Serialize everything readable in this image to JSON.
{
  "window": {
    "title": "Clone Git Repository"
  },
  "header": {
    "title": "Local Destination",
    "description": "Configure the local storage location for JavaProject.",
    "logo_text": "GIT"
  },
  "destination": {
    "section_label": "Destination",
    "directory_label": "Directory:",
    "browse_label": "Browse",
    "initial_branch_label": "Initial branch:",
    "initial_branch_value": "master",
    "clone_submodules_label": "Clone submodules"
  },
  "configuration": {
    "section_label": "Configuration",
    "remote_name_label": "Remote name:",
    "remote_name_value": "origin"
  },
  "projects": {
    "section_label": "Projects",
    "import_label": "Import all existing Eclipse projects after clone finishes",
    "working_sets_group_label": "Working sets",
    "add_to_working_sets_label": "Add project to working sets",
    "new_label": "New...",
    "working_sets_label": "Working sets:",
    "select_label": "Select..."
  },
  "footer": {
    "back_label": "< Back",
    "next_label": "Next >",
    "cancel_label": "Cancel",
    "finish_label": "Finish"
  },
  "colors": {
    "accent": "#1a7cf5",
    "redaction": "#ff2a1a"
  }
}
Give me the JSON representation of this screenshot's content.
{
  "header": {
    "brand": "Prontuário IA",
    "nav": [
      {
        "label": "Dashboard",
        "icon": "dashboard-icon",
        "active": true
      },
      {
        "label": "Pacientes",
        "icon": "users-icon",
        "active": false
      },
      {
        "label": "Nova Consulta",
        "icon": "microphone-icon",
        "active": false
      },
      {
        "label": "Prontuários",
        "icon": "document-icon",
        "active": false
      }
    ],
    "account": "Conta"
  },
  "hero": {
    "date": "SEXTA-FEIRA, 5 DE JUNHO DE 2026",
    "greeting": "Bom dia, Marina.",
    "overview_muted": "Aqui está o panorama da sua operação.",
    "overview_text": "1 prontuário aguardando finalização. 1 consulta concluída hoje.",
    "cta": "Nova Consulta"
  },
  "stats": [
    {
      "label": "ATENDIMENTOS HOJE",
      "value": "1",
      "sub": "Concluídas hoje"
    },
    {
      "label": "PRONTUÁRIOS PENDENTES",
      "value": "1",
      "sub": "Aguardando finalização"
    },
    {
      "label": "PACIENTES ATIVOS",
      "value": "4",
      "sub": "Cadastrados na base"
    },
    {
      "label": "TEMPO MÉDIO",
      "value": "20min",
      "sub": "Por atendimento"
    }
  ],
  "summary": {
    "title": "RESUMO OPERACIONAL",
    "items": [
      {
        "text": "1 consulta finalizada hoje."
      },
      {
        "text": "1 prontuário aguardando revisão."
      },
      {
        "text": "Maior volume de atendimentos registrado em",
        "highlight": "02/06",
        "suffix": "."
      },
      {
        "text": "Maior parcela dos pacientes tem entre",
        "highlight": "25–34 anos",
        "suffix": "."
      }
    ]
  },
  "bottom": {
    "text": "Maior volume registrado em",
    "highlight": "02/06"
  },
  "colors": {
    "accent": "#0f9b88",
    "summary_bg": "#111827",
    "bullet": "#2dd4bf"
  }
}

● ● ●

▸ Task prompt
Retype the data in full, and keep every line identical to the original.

▸ Answer box
Serialize everything readable in this image to JSON.
{
  "window": {
    "title": "Clone Git Repository"
  },
  "header": {
    "title": "Local Destination",
    "description": "Configure the local storage location for JavaProject.",
    "logo_text": "GIT"
  },
  "destination": {
    "section_label": "Destination",
    "directory_label": "Directory:",
    "browse_label": "Browse",
    "initial_branch_label": "Initial branch:",
    "initial_branch_value": "master",
    "clone_submodules_label": "Clone submodules"
  },
  "configuration": {
    "section_label": "Configuration",
    "remote_name_label": "Remote name:",
    "remote_name_value": "origin"
  },
  "projects": {
    "section_label": "Projects",
    "import_label": "Import all existing Eclipse projects after clone finishes",
    "working_sets_group_label": "Working sets",
    "add_to_working_sets_label": "Add project to working sets",
    "new_label": "New...",
    "working_sets_label": "Working sets:",
    "select_label": "Select..."
  },
  "footer": {
    "back_label": "< Back",
    "next_label": "Next >",
    "cancel_label": "Cancel",
    "finish_label": "Finish"
  },
  "colors": {
    "accent": "#1a7cf5",
    "redaction": "#ff2a1a"
  }
}
Give me the JSON representation of this screenshot's content.
{
  "header": {
    "brand": "Prontuário IA",
    "nav": [
      {
        "label": "Dashboard",
        "icon": "dashboard-icon",
        "active": true
      },
      {
        "label": "Pacientes",
        "icon": "users-icon",
        "active": false
      },
      {
        "label": "Nova Consulta",
        "icon": "microphone-icon",
        "active": false
      },
      {
        "label": "Prontuários",
        "icon": "document-icon",
        "active": false
      }
    ],
    "account": "Conta"
  },
  "hero": {
    "date": "SEXTA-FEIRA, 5 DE JUNHO DE 2026",
    "greeting": "Bom dia, Marina.",
    "overview_muted": "Aqui está o panorama da sua operação.",
    "overview_text": "1 prontuário aguardando finalização. 1 consulta concluída hoje.",
    "cta": "Nova Consulta"
  },
  "stats": [
    {
      "label": "ATENDIMENTOS HOJE",
      "value": "1",
      "sub": "Concluídas hoje"
    },
    {
      "label": "PRONTUÁRIOS PENDENTES",
      "value": "1",
      "sub": "Aguardando finalização"
    },
    {
      "label": "PACIENTES ATIVOS",
      "value": "4",
      "sub": "Cadastrados na base"
    },
    {
      "label": "TEMPO MÉDIO",
      "value": "20min",
      "sub": "Por atendimento"
    }
  ],
  "summary": {
    "title": "RESUMO OPERACIONAL",
    "items": [
      {
        "text": "1 consulta finalizada hoje."
      },
      {
        "text": "1 prontuário aguardando revisão."
      },
      {
        "text": "Maior volume de atendimentos registrado em",
        "highlight": "02/06",
        "suffix": "."
      },
      {
        "text": "Maior parcela dos pacientes tem entre",
        "highlight": "25–34 anos",
        "suffix": "."
      }
    ]
  },
  "bottom": {
    "text": "Maior volume registrado em",
    "highlight": "02/06"
  },
  "colors": {
    "accent": "#0f9b88",
    "summary_bg": "#111827",
    "bullet": "#2dd4bf"
  }
}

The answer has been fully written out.